small_deliilah-jezebel
Karen: Which is your favorite breed of cat to paint?
Darlene:
I enjoy painting Ragdolls and other longhaired cats because the long fur can be painted in loose, long brushstrokes. Tabbies are also fun because the markings are always so unique to each cat. The eyes of a cat are most amazing.

Karen: Of all the cat portraits you've done, which is your favorite?
Darlene:
My portrait of Target (part of my personal collection) is probably my favorite. Target was so special to me and my husband. He was so cool. He was a Tuxedo Cat who sort of adopted us and our apartment when his owner took off for Germany and left Target with the roommate. We called Target the Frank Sinatra of Cats.

catinwaterbox


Karen: In addition to your website and Etsy, do you sell your work elsewhere?
Darlene:
I exhibit in galleries and I also exhibit in the cafes, restaurants and coffee houses that appeal to me. An example of a great coffee house venue for my pet portraits would be The Iron Mutt in Beaverton, Oregon.


Karen: I know my readers will want to know where they can see your work. If they don't live in the Pacific Northwest, can they find you online?
Darlene:
They sure can! I have a broad online presence, including the following sites:

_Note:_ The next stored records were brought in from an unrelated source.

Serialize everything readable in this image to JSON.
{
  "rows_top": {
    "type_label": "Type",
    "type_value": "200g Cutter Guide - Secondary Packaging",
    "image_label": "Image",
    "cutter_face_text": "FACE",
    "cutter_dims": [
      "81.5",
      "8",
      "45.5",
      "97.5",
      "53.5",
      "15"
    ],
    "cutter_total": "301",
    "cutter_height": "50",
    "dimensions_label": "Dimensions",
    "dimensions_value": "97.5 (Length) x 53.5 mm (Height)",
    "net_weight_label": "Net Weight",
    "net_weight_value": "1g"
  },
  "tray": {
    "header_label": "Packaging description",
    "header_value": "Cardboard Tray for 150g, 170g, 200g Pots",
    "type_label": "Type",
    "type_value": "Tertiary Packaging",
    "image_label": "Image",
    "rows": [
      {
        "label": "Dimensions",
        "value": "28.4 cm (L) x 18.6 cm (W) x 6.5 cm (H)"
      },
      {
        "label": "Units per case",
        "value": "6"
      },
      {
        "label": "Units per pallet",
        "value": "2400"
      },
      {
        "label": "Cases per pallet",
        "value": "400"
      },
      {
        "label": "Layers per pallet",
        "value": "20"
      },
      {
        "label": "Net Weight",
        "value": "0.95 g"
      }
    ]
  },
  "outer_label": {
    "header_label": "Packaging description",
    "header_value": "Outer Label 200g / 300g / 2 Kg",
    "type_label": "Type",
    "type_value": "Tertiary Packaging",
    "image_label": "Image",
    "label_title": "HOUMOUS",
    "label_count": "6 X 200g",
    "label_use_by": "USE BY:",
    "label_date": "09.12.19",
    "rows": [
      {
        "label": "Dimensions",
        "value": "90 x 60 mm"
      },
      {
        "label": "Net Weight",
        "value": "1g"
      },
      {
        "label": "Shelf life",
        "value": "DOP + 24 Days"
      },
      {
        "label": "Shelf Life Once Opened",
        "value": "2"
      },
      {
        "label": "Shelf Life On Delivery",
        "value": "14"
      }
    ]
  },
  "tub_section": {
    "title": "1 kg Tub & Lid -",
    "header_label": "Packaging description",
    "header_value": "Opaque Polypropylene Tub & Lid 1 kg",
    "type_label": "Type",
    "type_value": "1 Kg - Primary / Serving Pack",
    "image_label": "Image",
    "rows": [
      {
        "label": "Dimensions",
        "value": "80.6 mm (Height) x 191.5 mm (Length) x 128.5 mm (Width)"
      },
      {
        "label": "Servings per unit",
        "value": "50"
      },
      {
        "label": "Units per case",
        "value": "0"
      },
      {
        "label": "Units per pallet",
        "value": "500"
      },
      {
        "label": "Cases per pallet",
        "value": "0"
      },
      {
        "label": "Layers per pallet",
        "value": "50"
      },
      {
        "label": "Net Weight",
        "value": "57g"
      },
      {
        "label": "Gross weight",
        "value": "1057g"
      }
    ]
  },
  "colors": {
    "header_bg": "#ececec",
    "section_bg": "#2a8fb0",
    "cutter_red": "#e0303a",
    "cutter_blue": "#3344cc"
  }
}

Karen: Thanks, Darlene, for taking the time to let us have a peek into your creative life! It's been a real visual treat getting to see your work!

You can commission a painting from Darlene, and it won't break the bank. An 8"X8" oil painting is $85; an 8"X10" is $105, and a 16"X20" painting is $210. It's a purrfect way to commemorate a cherished family pet.

And, if you follow Darlene on Facebook, you can get sneak previews of her latest work!

ginger


[IMAGES: All images are the copyright of Darlene Pucillo.]

Contributions

Tip: Creating a profile and avatar takes just a minute and is a great way to participate in Catster's community of people who are passionate about cats.

blog comments powered by Disqus